Material provided: Begin

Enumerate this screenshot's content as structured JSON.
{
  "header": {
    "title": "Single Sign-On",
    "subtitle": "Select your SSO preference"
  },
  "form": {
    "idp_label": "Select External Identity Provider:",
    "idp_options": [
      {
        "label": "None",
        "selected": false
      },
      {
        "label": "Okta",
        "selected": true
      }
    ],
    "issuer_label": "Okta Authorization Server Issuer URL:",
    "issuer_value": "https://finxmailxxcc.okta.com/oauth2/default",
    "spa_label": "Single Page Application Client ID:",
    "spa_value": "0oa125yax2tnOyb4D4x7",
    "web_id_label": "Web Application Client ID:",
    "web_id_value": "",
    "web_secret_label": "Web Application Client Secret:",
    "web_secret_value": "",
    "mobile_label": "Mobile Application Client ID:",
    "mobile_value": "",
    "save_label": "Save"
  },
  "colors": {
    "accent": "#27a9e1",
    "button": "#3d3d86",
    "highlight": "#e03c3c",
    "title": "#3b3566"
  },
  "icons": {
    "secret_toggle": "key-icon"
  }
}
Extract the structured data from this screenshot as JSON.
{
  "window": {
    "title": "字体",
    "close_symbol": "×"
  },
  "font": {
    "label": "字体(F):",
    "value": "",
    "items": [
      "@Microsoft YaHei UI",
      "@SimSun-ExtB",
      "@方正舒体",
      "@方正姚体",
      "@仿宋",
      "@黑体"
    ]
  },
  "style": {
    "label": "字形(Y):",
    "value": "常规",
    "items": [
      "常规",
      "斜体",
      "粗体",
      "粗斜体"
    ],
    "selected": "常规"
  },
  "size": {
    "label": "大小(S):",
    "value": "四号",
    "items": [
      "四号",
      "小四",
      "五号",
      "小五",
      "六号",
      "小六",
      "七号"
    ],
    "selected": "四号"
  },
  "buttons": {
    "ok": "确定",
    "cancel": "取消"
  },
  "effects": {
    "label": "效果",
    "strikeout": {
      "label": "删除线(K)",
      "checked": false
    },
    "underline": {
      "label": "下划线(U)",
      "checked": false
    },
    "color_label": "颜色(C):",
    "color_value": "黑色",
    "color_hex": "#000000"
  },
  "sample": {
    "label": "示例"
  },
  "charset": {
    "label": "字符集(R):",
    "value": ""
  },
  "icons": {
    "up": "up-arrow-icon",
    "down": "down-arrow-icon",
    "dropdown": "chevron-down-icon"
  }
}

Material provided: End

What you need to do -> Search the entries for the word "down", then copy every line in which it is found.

Output for this task ->
    "down": "down-arrow-icon",
    "dropdown": "chevron-down-icon"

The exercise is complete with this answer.